For Prenatal Care Providers
What is the MAMAS Study?
The MAMAS study is built on the premise that simple recommendations for diet and exercise may not be enough to encourage healthy weight gain during pregnancy. Psychological skills training may be necessary to help women deal with stress and cravings, learn to regulate difficult emotions, increase awareness, and encourage healthy eating and physical activity. Based on preliminary results, we will enroll eligible women in the Mindful Moms intervention. The goal of this study is to find out whether this kind of intervention can help women achieve healthy weight gain during pregnancy and reduce stress.
Who is conducting this study?
Drs. Barbara Laraia, Elissa Epel, and Nancy Adler at the University of California, San Francisco are the principal investigators on this study. Dr. Cassandra Vieten is the Principal Investigator at California Pacific Medical Center's Research Institute. This study is funded by the National Institutes of Health (NIH).
Who will participate in the study?
We are seeking 168 low- to middle-income pregnant women, 18-45 years old, who are overweight/obese (BMI 25-40) and less than 20 weeks gestation at the start of the classes. Women who are 20-28 weeks gestation but otherwise eligible will serve as a comparison group.
What are participants asked to do?
Eligible participants will receive information about nutrition, wellness, and stress reduction during two-hour Mindful Moms classes that meet once a week for eight weeks and four postpartum "booster" sessions. Participants are assessed by researchers at UCSF prior to the intervention, after the intervention, and postpartum. Assessments include questionnaires, interviews, blood draws, body measurements, ultrasounds, and other psychosocial and physiologic measures. Women in the comparison group will complete questionnaires only.
What are the costs and risks associated with participating in this study?
There are no costs to participants. Women in the intervention group are paid up to $760 for their time and effort. Women in the comparison group will be paid up to $50 for completing questionnaires. The risks of participating are primarily loss of time, potential loss of privacy, and inconvenience. There is potential for boredom, stress or discomfort to participants when they participate in the intervention, when their blood is being drawn, when completing questionnaires, and having body measurements taken. All information is kept confidential within the limits of the law.
Who can I contact for more information?
If you would like more information about the study, please contact Kim Coleman-Phox at (415) 476-7735 or ColemanPhoxK@chc.ucsf.edu.

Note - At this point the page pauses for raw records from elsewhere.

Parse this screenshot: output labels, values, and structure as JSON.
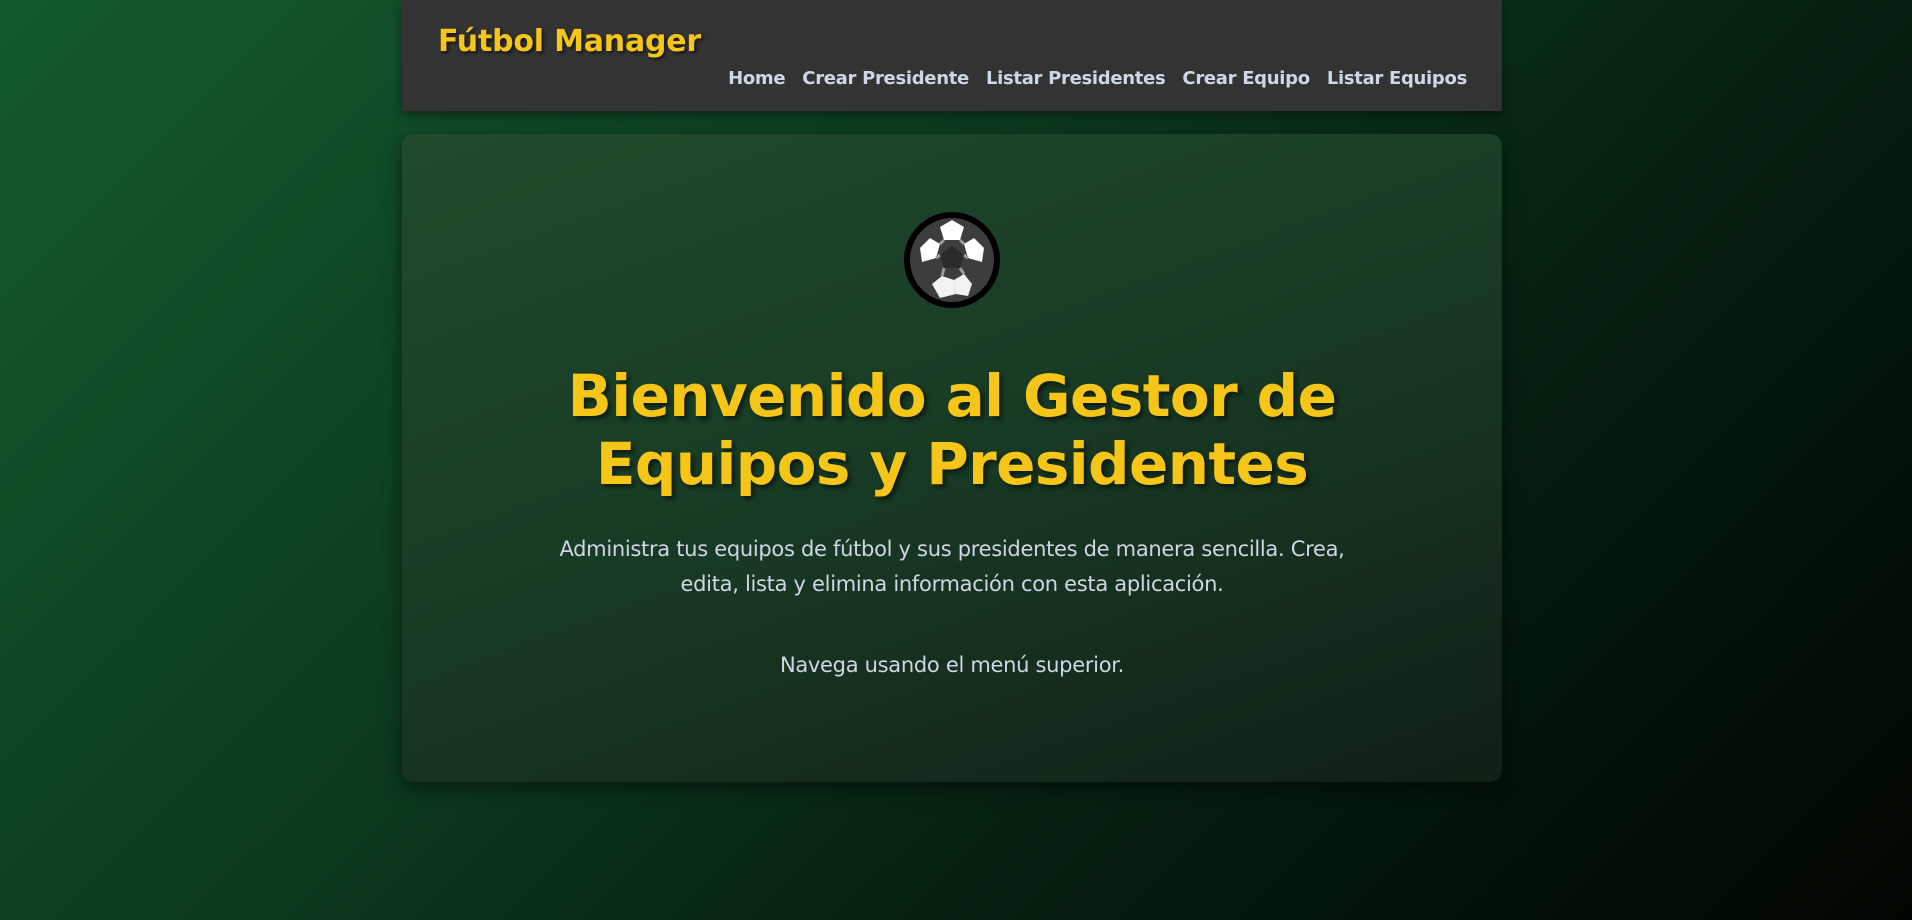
{
  "header": {
    "brand": "Fútbol Manager",
    "nav": [
      {
        "label": "Home"
      },
      {
        "label": "Crear Presidente"
      },
      {
        "label": "Listar Presidentes"
      },
      {
        "label": "Crear Equipo"
      },
      {
        "label": "Listar Equipos"
      }
    ]
  },
  "main": {
    "icon": "soccer-ball-icon",
    "title": "Bienvenido al Gestor de Equipos y Presidentes",
    "description": "Administra tus equipos de fútbol y sus presidentes de manera sencilla. Crea, edita, lista y elimina información con esta aplicación.",
    "hint": "Navega usando el menú superior."
  },
  "colors": {
    "accent": "#f5c518",
    "header_bg": "#333333",
    "text_light": "#cfd6e6",
    "background_dark_green": "#0c3a1f"
  }
}
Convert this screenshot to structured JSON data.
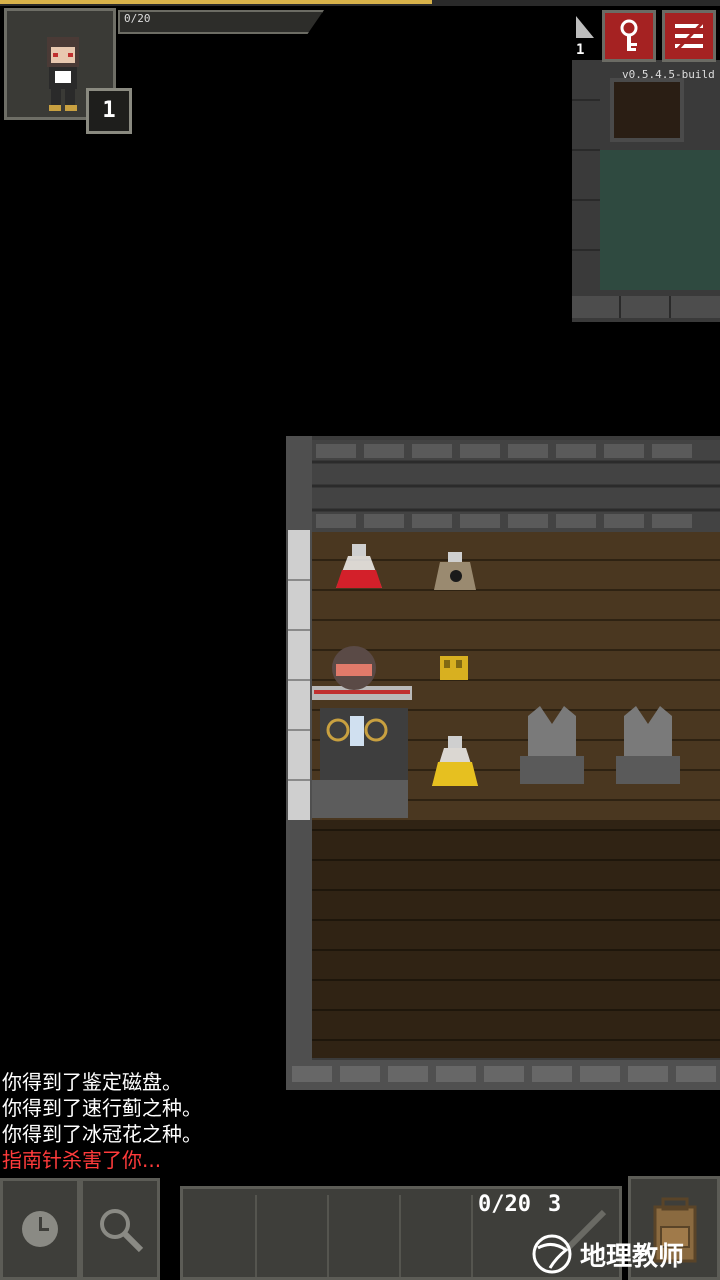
{
  "status": {
    "xp_progress": 0.6,
    "hp_text": "0/20",
    "level": "1",
    "depth": "1",
    "version": "v0.5.4.5-build"
  },
  "buttons": {
    "journal_icon": "key-icon",
    "menu_icon": "menu-icon",
    "wait_icon": "clock-icon",
    "search_icon": "magnifier-icon",
    "inventory_icon": "backpack-icon"
  },
  "log": {
    "lines": [
      "你得到了鉴定磁盘。",
      "你得到了速行蓟之种。",
      "你得到了冰冠花之种。",
      "指南针杀害了你..."
    ]
  },
  "quickslot": {
    "ammo_count": "0/20",
    "charges": "3"
  },
  "watermark": {
    "text": "地理教师"
  },
  "colors": {
    "accent_red": "#a52222",
    "death_text": "#ff3b3b",
    "xp_gold": "#d8b24a",
    "floor_wood": "#4a3720",
    "wall_stone": "#5a5a5a"
  }
}
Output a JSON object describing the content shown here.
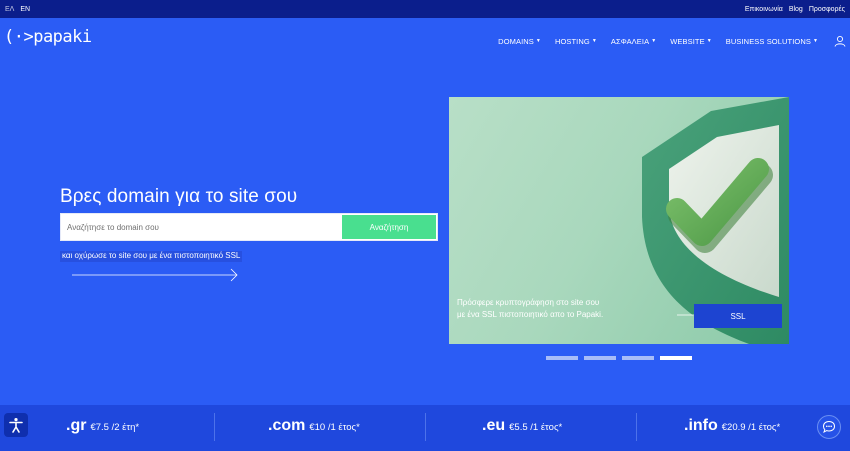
{
  "topbar": {
    "lang_el": "ΕΛ",
    "lang_en": "EN",
    "links": [
      "Επικοινωνία",
      "Blog",
      "Προσφορές"
    ]
  },
  "logo": {
    "text": "(·>papaki"
  },
  "nav": {
    "items": [
      "DOMAINS",
      "HOSTING",
      "ΑΣΦΑΛΕΙΑ",
      "WEBSITE",
      "BUSINESS SOLUTIONS"
    ],
    "user_icon": "user-icon"
  },
  "hero": {
    "title": "Βρες domain για το site σου",
    "search_placeholder": "Αναζήτησε το domain σου",
    "search_button": "Αναζήτηση",
    "ssl_link": "και οχύρωσε το site σου με ένα πιστοποιητικό SSL"
  },
  "promo": {
    "text": "Πρόσφερε κρυπτογράφηση στο site σου με ένα SSL πιστοποιητικό απο το Papaki.",
    "button": "SSL"
  },
  "carousel": {
    "count": 4,
    "active": 4
  },
  "tlds": [
    {
      "name": ".gr",
      "price": "€7.5 /2 έτη*"
    },
    {
      "name": ".com",
      "price": "€10 /1 έτος*"
    },
    {
      "name": ".eu",
      "price": "€5.5 /1 έτος*"
    },
    {
      "name": ".info",
      "price": "€20.9 /1 έτος*"
    }
  ],
  "colors": {
    "background": "#2b5cf5",
    "topbar": "#0b1e8c",
    "accent_green": "#49df8f",
    "bottombar": "#1f48dd"
  }
}
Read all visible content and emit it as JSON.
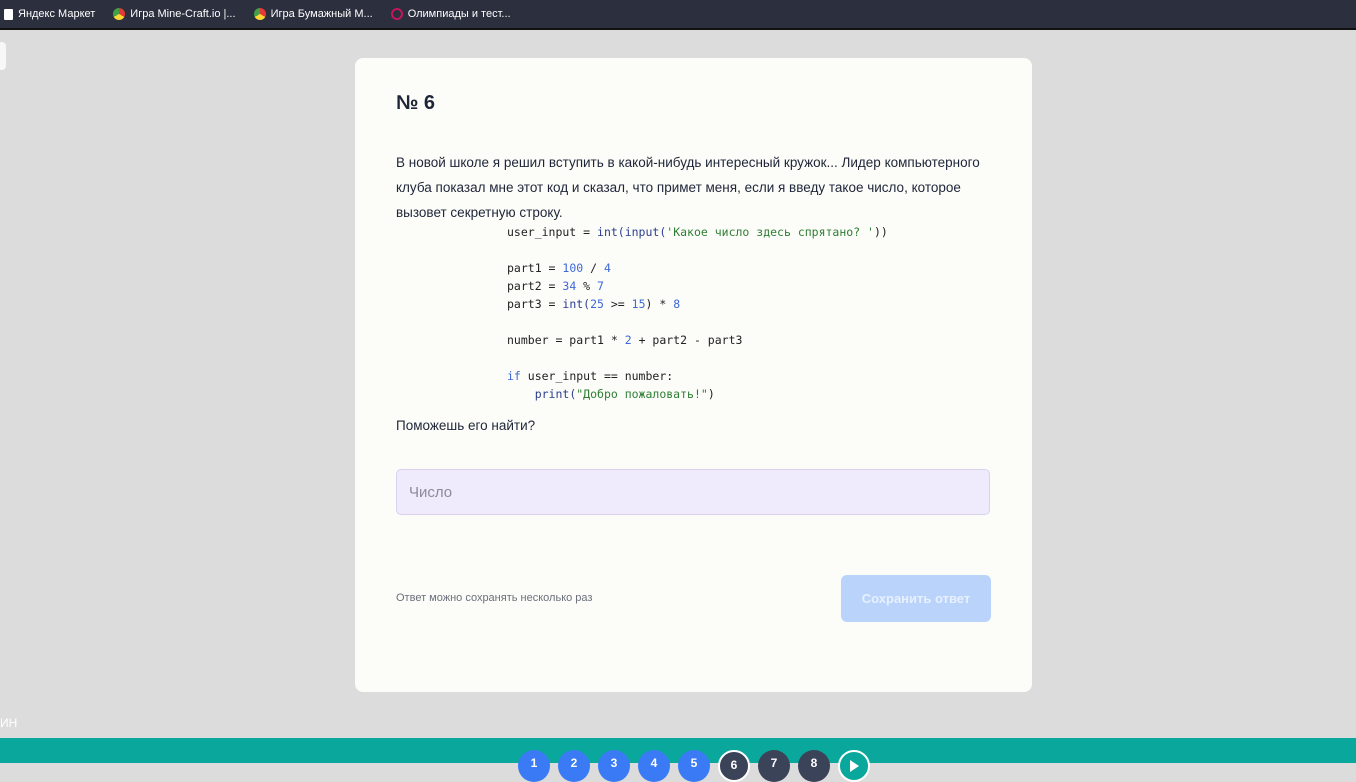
{
  "bookmarks": [
    {
      "label": "Яндекс Маркет",
      "icon": "document-icon"
    },
    {
      "label": "Игра Mine-Craft.io |...",
      "icon": "game-icon"
    },
    {
      "label": "Игра Бумажный М...",
      "icon": "game-icon"
    },
    {
      "label": "Олимпиады и тест...",
      "icon": "globe-icon"
    }
  ],
  "side_text": "ИН",
  "question": {
    "title": "№ 6",
    "text": "В новой школе я решил вступить в какой-нибудь интересный кружок... Лидер компьютерного клуба показал мне этот код и сказал, что примет меня, если я введу такое число, которое вызовет секретную строку.",
    "code": {
      "l1_var": "user_input = ",
      "l1_fn": "int(input(",
      "l1_str": "'Какое число здесь спрятано? '",
      "l1_end": "))",
      "l2_a": "part1 = ",
      "l2_n1": "100",
      "l2_op": " / ",
      "l2_n2": "4",
      "l3_a": "part2 = ",
      "l3_n1": "34",
      "l3_op": " % ",
      "l3_n2": "7",
      "l4_a": "part3 = ",
      "l4_fn": "int(",
      "l4_n1": "25",
      "l4_op": " >= ",
      "l4_n2": "15",
      "l4_b": ") * ",
      "l4_n3": "8",
      "l5_a": "number = part1 * ",
      "l5_n": "2",
      "l5_b": " + part2 - part3",
      "l6_kw": "if",
      "l6_b": " user_input == number:",
      "l7_indent": "    ",
      "l7_fn": "print(",
      "l7_str": "\"Добро пожаловать!\"",
      "l7_end": ")"
    },
    "help_text": "Поможешь его найти?",
    "input_placeholder": "Число",
    "input_value": "",
    "hint": "Ответ можно сохранять несколько раз",
    "save_label": "Сохранить ответ"
  },
  "nav": {
    "items": [
      {
        "label": "1",
        "state": "done"
      },
      {
        "label": "2",
        "state": "done"
      },
      {
        "label": "3",
        "state": "done"
      },
      {
        "label": "4",
        "state": "done"
      },
      {
        "label": "5",
        "state": "done"
      },
      {
        "label": "6",
        "state": "current"
      },
      {
        "label": "7",
        "state": "todo"
      },
      {
        "label": "8",
        "state": "todo"
      }
    ],
    "next_icon": "play-icon"
  },
  "colors": {
    "accent": "#3a7af5",
    "bottom_bar": "#0aa89c",
    "input_bg": "#efeafc",
    "save_disabled": "#b9d3fb"
  }
}
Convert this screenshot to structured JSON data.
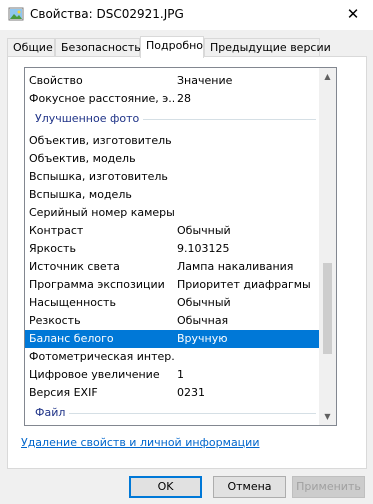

If you are a pregnant woman who might like to participate, contact us at (415) 476-9800 or email@example.com.